Short Answer: Some states require preliminary notices, others do not. In the states where preliminary notice is required, a party providing labor and/or materials must deliver a notice to certain other parties before or immediately after they begin performing work or providing materials. If the notice is required and not sent, you may lose the right to later file a lien if you are not paid.
What Types of Notices Are There? Are They Mandatory?
While the term “notice” gets used a great deal in construction circles, many contractors do not understand what is meant by “notice.” Is it a “notice of intent to lien?” Is it a pre-work “preliminary notice?” All notices are not the same, and that was the subject of a useful blog post on this Construction Lien Blog: All Notices Are Not Created Equal: Preliminary Notice v. Notice of Intent to Lien
This is a great comparison of the differences between preliminary notices (which are sent at the start of a project before any payment is overdue) and notices of intent (which are sent when you are not paid). Notices are not required in every state, and for the states that do require notices, the types of notices required a different.
A run-down of which states require notices and which do not are available on this blog here: Is Notice Required In My State? List of Notice and Non-Notice States. Remember also that our LienPilot can calculate your notice requirements based on your job information.
How Are Preliminary Notices Sent?

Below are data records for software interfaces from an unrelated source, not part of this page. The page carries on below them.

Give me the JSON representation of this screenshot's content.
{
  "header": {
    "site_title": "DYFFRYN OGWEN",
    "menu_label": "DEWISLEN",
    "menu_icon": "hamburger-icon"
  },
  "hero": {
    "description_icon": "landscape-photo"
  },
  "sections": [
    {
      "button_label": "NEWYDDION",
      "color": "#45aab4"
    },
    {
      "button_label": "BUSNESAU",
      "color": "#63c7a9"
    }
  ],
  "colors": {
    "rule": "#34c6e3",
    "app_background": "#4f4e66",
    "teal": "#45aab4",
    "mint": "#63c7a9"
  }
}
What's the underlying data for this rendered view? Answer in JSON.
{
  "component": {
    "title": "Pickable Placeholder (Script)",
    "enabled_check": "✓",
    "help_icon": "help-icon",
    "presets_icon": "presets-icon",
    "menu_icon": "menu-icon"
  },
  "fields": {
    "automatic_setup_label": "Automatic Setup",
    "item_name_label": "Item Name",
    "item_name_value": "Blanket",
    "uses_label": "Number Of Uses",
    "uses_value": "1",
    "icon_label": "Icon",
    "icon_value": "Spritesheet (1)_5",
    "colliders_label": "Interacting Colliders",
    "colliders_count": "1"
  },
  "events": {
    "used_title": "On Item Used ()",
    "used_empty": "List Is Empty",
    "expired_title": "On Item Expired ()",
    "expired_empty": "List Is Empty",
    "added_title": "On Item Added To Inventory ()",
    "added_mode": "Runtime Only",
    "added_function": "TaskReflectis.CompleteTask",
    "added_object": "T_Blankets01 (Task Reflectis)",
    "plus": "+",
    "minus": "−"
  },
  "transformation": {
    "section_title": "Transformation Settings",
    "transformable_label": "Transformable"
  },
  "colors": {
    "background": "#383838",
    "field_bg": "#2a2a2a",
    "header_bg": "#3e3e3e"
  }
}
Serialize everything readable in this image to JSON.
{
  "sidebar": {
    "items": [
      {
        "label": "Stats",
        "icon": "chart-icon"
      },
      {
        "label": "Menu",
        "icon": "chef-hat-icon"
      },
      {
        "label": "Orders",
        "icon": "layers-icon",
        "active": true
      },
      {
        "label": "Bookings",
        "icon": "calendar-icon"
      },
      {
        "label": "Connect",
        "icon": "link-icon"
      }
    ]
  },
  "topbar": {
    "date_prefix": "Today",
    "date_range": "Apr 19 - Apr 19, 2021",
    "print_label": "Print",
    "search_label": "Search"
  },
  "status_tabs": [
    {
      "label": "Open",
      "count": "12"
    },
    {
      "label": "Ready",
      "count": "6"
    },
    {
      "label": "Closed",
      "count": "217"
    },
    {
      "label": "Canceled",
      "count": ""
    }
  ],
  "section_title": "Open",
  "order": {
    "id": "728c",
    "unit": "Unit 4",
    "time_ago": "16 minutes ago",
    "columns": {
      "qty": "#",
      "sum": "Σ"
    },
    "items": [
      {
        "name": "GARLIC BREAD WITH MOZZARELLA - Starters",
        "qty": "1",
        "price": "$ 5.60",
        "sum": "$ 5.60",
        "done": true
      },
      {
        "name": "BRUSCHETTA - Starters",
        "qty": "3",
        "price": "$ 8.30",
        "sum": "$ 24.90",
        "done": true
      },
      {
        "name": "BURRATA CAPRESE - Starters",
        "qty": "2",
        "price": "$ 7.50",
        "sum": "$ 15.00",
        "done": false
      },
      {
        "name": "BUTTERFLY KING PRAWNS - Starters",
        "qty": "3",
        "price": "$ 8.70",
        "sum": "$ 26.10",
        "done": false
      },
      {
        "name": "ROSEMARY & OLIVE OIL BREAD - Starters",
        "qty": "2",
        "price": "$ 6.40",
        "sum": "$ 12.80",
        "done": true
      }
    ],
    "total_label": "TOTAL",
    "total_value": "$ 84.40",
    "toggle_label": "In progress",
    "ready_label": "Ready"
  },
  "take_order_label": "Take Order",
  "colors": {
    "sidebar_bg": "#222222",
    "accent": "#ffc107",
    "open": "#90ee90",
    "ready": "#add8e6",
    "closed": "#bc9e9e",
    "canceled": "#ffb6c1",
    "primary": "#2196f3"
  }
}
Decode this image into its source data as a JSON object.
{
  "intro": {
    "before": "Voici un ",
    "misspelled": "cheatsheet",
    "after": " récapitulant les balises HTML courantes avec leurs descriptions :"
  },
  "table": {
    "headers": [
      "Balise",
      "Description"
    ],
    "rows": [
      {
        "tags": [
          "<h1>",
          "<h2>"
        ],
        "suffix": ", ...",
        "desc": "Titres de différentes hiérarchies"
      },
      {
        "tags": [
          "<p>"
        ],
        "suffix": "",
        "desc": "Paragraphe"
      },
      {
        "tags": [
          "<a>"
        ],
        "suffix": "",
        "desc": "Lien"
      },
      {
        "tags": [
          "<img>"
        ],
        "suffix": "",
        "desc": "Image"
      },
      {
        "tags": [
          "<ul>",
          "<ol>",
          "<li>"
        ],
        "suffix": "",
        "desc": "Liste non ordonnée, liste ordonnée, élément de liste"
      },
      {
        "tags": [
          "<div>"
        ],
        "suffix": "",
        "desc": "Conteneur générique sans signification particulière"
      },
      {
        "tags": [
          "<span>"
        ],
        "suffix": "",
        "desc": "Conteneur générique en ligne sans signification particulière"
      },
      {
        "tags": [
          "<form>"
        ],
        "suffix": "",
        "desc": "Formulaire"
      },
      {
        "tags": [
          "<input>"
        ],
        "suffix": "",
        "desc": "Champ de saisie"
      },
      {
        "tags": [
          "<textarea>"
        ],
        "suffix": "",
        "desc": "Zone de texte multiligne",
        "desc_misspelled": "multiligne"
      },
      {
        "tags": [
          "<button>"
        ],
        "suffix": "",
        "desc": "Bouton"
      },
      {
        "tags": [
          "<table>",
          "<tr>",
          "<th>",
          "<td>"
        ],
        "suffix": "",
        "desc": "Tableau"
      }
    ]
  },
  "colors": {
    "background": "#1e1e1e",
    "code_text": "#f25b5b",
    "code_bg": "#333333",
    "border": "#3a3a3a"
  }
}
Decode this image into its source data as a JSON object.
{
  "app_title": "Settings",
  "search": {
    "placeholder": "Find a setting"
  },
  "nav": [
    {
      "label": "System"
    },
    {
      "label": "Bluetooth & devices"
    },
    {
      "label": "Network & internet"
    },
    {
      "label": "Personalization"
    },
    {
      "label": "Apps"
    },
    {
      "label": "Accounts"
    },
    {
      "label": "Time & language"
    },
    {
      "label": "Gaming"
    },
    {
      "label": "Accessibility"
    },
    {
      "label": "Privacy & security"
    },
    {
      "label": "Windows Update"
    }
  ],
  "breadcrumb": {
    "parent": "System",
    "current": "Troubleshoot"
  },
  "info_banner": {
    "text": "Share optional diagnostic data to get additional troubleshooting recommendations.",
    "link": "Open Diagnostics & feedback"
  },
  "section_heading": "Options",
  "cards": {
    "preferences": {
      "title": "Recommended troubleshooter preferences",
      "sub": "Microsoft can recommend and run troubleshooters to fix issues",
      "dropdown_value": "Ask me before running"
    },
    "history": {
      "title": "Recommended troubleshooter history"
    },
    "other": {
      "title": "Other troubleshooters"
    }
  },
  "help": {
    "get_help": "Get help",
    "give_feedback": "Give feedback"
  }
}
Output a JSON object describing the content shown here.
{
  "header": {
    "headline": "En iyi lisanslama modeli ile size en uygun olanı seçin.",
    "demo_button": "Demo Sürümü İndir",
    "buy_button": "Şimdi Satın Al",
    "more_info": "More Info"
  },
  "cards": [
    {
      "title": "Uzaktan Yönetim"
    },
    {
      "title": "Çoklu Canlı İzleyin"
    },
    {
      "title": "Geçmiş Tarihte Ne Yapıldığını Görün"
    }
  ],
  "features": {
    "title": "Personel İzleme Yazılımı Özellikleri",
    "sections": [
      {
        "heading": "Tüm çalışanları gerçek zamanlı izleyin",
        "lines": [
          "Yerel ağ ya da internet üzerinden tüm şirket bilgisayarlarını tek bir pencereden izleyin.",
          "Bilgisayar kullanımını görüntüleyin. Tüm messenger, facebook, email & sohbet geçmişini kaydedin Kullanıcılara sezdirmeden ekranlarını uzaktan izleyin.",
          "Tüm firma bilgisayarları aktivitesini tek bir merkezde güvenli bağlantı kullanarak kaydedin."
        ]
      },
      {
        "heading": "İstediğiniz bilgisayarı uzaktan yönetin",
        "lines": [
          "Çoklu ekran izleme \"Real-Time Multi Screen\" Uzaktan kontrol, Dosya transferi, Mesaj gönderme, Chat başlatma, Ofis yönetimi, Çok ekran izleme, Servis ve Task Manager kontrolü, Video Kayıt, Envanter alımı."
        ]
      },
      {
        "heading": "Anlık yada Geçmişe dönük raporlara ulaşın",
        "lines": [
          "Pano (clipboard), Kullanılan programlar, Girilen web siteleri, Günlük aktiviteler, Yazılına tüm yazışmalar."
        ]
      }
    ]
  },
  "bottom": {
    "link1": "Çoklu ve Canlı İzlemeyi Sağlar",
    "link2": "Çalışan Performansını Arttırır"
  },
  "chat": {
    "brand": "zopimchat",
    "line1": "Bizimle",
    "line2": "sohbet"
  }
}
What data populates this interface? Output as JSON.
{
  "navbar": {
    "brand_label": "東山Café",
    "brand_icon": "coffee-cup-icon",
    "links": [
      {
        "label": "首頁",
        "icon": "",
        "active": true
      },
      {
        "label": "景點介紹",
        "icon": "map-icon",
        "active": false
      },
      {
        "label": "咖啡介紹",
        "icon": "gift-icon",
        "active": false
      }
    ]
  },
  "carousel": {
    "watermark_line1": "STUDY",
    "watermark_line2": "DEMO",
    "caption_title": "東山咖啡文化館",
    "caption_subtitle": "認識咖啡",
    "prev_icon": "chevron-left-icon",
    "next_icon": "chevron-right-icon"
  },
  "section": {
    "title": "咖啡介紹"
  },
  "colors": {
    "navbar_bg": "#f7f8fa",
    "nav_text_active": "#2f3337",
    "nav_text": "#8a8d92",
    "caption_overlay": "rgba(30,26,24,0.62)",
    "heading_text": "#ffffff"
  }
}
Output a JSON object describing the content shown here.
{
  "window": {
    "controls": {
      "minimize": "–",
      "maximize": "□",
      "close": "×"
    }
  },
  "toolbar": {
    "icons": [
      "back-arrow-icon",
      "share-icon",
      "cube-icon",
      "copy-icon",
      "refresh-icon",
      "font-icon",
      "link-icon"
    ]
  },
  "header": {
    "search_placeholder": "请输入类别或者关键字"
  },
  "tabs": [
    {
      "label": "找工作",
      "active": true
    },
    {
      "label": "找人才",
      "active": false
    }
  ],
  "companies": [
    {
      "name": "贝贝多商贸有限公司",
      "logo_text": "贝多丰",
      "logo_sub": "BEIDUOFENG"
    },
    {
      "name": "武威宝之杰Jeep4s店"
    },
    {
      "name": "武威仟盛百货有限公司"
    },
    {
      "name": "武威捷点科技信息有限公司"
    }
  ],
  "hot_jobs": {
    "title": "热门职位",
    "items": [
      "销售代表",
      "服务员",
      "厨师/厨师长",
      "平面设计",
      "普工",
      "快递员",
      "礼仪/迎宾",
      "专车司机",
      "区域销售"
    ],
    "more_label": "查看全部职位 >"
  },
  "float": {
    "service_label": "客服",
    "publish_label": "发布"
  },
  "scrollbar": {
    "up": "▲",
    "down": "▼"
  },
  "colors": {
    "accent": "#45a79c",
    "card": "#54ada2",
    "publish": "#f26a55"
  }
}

This is a very important question. In fact, if your state requires certain notices, and you send them but send them incorrectly, it may be just as bad as not sending them at all. Accordingly, sending the notice as required by statute is very, very important. And you guessed it: Delivery requirements are different in every state.
It’s safe to say that most states require preliminary notices be sent by certified mail, or certified mail with return receipt requested. There are some instances, however, when notices must be sent by registered mail only, by mail with restricted delivery, hand delivered by courier, and/or actually filed with the county recorder.
Just as important as delivering the notice correctly is proving that you delivered the notice. California has some pretty strict requirements in this regard, which can give you an idea of what you’ll confront in proving preliminary notice delivery elsewhere. We wrote a blog post about this here: Strict Proof of Delivery May Be Required for Construction Notices.